South L.A. Communities gather for "The March"
“We’re gathered here today because we are tired of the senseless killing of our people,” said Malaika Tawasufi of the US Organization. “This is a protest to say we’re not gonna take it anymore.” On the 50th anniversary of the assassination, or martyrdom, of Malcolm X, hundreds of community leaders and members of South Los Angeles’s churches, labor unions, and neighborhoods marched along Martin Luther King Boulevard from LAPD Southwest Station to Leimert Park to protest police brutality.
While publicized as an event calling for justice for Ezell Ford, who was killed by LAPD last August, “THE MARCH for Justice and Unity” and the rally that followed did not focus on a single individual. The names of several nationally recognizable Black boys and men whose lives concluded with a confrontation with police rang through the normally quiet neighborhood surrounding Leimert Park: Eric Garner, Tamir Rice, Mike Brown, Oscar Grant, and Ezell Ford.
Another name was added to this list, although he still lives: days before this rally Jamar Nicholson was thought to have a replica gun as he walked to school with friends, and was therefore shot by LAPD according to The Brotherhood Crusade and The Sentinel. Nicholson’s sister made an appearance and thanked participants for their support, but could not speak about the ongoing investigation.
These names were followed by demands for justice, the proposal of “no peace,” and a gesture of surrender, “hands up, don’t shoot,” followed by one of power, the “Black Power” fist. This was not about any single individual, but rather a community doing things it’s members often say it needs to do: uniting, speaking out, and “staying woke.”
“THE MARCH” was organized by The Sentinel publisher Danny Bakewell Sr., The Brotherhood Crusade, The Black Community Clergy and Labor Alliance, The Black Leadership Coalition, and labor groups such as SEIU “who thought it was necessary to get out en masse to protest the goings on of today,” according to Tawasufi.
The rally signaled a shift from a protest to a platform to speak out beyond shouting “No justice, no peace.” Black Nationalists, Christians, members of the Nation of Islam took the same stage to present a united front where radical thought was not suppressed. California Representative Karen Bass’ declaration that communities “have to stay in the streets” while representatives get solutions through Washington, was followed, in the space of an hour, by a call to Black Liberation, or separatism, from community activist Brother Tony Muhammad, who asked the LAPD, “Do you want us to kill you back?”
“It is imperative that we send a message of unity,”said Reverend Rosalynn Brookins of Temple AME. “ When Black children die on the streets it is not about what denomination you come from, it’s about us coming together with a collective voice saying, “enough is enough.”
“Literally,” said Bakewell Sr., “our children and our future’s lives depend upon it.”
Members of the US Organization, a Black Nationalist organization established by Dr. Maulana Karenga in 1966, took the opportunity to make demands for the indictment of the officers involved with the shooting of Ezell Ford, the placement of body cameras on all law enforcement officers, and the collection of data for all law enforcement stops, including the ones without cause. They also took the time to call upon Attorney General Kamala Harris to establish a special unit to investigate law enforcement in cases that involve the use of lethal force.

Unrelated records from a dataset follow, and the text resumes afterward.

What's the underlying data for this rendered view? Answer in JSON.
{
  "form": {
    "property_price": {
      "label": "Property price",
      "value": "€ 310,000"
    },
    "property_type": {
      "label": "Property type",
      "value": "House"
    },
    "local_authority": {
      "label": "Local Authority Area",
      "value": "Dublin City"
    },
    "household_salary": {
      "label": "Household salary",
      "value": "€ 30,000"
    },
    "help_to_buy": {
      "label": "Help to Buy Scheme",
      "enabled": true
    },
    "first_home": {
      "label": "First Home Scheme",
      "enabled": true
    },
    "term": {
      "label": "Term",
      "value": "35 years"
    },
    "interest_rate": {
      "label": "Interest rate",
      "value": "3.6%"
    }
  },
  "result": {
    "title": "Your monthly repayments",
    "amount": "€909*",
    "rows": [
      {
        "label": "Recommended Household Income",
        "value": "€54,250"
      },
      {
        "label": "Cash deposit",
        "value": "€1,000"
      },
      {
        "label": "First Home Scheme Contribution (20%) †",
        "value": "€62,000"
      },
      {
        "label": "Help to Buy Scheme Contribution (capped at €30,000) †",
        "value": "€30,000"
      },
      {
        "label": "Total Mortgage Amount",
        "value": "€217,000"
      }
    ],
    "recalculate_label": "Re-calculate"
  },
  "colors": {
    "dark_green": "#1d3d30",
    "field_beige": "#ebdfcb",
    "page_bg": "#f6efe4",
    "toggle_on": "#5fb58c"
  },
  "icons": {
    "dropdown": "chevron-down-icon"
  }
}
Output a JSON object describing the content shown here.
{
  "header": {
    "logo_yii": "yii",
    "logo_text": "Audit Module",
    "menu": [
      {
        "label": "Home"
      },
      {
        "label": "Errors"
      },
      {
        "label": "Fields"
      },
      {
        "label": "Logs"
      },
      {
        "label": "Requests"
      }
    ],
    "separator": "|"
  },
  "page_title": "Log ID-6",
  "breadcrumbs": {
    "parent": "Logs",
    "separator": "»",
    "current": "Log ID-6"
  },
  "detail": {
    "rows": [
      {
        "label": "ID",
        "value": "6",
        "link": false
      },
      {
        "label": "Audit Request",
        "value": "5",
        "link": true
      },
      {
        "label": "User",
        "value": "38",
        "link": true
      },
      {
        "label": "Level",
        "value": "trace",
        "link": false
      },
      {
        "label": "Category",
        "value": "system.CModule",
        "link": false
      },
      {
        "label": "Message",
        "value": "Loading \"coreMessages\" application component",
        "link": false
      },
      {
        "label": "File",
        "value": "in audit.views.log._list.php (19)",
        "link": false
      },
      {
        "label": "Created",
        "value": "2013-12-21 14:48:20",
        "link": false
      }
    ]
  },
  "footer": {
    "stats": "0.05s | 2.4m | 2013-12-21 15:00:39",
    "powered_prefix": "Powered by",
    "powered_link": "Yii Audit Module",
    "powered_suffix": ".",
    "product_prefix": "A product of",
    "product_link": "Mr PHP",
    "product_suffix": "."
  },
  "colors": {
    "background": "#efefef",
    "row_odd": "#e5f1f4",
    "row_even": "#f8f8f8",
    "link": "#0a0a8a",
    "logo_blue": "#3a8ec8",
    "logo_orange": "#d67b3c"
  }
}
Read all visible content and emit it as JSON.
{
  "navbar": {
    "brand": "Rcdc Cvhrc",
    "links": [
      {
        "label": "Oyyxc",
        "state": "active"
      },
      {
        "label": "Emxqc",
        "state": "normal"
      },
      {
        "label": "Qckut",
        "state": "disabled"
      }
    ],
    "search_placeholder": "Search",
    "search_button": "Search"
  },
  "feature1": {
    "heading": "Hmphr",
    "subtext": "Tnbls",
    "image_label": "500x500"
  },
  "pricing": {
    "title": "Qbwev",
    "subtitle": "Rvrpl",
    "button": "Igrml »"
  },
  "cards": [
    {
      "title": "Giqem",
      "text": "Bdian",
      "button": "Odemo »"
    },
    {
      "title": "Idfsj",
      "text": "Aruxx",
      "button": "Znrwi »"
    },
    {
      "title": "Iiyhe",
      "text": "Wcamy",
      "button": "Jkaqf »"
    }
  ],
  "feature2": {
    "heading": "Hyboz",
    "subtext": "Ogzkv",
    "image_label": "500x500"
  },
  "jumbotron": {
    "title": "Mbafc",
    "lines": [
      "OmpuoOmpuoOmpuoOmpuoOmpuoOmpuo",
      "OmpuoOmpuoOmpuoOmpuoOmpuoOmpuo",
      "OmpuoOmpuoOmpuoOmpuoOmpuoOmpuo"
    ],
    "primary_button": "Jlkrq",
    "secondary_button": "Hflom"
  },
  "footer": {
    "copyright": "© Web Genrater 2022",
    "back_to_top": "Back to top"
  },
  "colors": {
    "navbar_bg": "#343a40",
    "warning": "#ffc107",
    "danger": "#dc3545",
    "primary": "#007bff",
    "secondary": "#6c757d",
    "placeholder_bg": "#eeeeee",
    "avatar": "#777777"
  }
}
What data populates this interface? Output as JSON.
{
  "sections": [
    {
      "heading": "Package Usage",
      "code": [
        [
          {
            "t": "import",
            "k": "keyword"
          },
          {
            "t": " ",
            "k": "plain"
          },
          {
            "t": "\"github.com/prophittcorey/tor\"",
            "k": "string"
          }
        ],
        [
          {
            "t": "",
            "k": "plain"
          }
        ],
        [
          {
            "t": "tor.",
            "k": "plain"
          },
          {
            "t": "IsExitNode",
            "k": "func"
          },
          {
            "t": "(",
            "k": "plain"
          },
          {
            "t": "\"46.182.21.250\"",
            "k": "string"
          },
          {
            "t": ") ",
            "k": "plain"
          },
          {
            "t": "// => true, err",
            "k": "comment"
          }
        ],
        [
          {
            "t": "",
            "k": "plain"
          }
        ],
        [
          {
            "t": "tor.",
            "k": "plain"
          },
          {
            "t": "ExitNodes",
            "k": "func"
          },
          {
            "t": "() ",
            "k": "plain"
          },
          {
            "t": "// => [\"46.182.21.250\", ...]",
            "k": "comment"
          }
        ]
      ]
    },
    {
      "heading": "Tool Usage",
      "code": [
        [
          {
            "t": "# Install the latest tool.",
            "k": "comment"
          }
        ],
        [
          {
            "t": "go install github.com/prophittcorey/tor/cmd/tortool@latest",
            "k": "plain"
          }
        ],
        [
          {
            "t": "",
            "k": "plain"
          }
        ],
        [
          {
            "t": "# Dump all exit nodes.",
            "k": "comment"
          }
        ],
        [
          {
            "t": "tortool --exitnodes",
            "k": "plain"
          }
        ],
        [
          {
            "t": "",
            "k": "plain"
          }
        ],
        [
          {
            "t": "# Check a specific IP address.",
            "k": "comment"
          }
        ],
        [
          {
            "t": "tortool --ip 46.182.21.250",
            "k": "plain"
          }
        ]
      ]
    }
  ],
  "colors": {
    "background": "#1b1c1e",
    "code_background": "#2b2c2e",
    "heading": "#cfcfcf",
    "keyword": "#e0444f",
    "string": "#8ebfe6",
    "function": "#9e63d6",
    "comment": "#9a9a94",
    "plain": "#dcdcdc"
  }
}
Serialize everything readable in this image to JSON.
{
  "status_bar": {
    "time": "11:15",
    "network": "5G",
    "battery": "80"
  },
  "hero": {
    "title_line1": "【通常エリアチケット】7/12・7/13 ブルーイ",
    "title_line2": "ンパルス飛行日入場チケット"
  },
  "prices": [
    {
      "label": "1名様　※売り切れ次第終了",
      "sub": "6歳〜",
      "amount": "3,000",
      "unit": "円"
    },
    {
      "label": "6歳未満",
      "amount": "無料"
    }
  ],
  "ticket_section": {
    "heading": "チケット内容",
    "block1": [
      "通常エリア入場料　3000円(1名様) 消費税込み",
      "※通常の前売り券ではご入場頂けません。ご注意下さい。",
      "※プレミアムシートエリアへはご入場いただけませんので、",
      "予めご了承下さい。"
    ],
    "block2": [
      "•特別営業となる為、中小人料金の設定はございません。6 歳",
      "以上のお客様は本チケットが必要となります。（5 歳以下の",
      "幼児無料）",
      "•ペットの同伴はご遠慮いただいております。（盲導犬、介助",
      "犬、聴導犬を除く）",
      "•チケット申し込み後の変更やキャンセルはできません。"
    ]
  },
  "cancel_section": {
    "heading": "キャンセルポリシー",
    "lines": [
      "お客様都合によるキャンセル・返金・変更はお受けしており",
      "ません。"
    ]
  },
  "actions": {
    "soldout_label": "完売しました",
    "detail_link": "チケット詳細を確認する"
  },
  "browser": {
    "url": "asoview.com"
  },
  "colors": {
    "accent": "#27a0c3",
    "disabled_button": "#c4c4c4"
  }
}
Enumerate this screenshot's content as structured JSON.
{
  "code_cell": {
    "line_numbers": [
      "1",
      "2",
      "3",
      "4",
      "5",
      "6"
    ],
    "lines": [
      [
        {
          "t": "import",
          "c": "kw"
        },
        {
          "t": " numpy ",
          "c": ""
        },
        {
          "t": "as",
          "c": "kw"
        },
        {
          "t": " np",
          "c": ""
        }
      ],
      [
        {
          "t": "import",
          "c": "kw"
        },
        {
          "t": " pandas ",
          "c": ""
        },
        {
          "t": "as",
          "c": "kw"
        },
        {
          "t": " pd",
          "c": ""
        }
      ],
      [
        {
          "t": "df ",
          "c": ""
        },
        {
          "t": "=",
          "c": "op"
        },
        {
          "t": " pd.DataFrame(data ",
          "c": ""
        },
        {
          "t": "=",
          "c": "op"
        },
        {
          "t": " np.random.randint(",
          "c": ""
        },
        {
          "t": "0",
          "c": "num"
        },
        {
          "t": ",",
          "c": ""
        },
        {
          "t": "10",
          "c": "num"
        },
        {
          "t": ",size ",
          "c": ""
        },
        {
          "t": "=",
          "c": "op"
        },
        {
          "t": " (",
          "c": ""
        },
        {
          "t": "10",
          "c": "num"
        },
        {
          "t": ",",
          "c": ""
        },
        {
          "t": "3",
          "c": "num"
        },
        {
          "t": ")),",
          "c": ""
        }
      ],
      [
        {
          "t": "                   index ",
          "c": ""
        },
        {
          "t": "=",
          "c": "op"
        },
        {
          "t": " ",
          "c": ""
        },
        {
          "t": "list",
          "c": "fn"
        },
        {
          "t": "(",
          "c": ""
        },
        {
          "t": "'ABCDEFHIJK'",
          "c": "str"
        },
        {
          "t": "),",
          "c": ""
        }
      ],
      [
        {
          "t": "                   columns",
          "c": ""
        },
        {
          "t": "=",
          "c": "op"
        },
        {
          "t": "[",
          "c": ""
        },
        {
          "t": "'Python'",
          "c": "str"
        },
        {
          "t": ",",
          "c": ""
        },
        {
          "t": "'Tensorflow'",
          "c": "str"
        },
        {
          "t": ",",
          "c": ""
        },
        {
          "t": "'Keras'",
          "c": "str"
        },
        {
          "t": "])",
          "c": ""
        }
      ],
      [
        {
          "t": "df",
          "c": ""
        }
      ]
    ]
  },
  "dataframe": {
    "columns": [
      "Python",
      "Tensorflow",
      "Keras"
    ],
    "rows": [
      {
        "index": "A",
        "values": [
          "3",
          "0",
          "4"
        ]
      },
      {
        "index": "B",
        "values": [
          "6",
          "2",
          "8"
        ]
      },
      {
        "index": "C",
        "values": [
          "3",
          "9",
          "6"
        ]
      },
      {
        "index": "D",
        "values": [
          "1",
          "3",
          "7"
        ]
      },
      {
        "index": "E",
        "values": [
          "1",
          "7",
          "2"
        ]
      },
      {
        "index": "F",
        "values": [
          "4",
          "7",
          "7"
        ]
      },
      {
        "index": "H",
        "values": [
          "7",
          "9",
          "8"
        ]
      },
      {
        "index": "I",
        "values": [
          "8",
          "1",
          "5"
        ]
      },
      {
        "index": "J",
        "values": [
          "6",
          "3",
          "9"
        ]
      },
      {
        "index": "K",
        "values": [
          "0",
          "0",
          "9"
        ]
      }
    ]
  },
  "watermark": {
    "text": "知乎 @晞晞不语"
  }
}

“The police cannot police themselves,” said Chimbuku Tembo of the African American Cultural Center.
While the designation of police brutality as a humanity issue could translate to demonstrating outside a community directly affected by it, participants seemed to emphasize the need for the community to become more self-reliant.
At its most radical, this idea manifested itself as separatism’s call for Black Americans to reclaim their freedom. However, among other participants this translated to a refusal to solely wait on local, state, and federal institutions or the public at large to become their ally. “This is something that we’re doing on our behalf and in our interest. If we don’t do it, we can’t expect anyone else to speak for us,” said Tawafusi.
For Rev. Brookins, the community’s self-reliance begins with its self affirmation. “Change begins within, not without. When we can affirm who we are, our greatness, our brilliance, and our own geniuses, we can collectively come together regardless to what someone else thinks.”
Santa Monica College had its own event in celebration of Black History Month, as the Black Collegians Program organized one to have “everyone on campus just come together and celebrate living.” Members of the program and those in attendance donned “Black Lives Matter” and “We Can’t Breathe” shirts to express solidarity with recent victims of police brutality.
Performers included a poet named Quinoa, who spoke out against both police brutality and systematic racism while performing her original piece “My Country Tis of Thee, Sweet Land of Slavery,” and Ubiquitous Love Tribe, a hip-hop group whose performance was cut short by Associated Students over a dispute about the use of foul language.
Tijera Erncher, a member of the Black Collegians said “[the purpose of the event] is to have students come together to express talent through music, poetry, and dance.”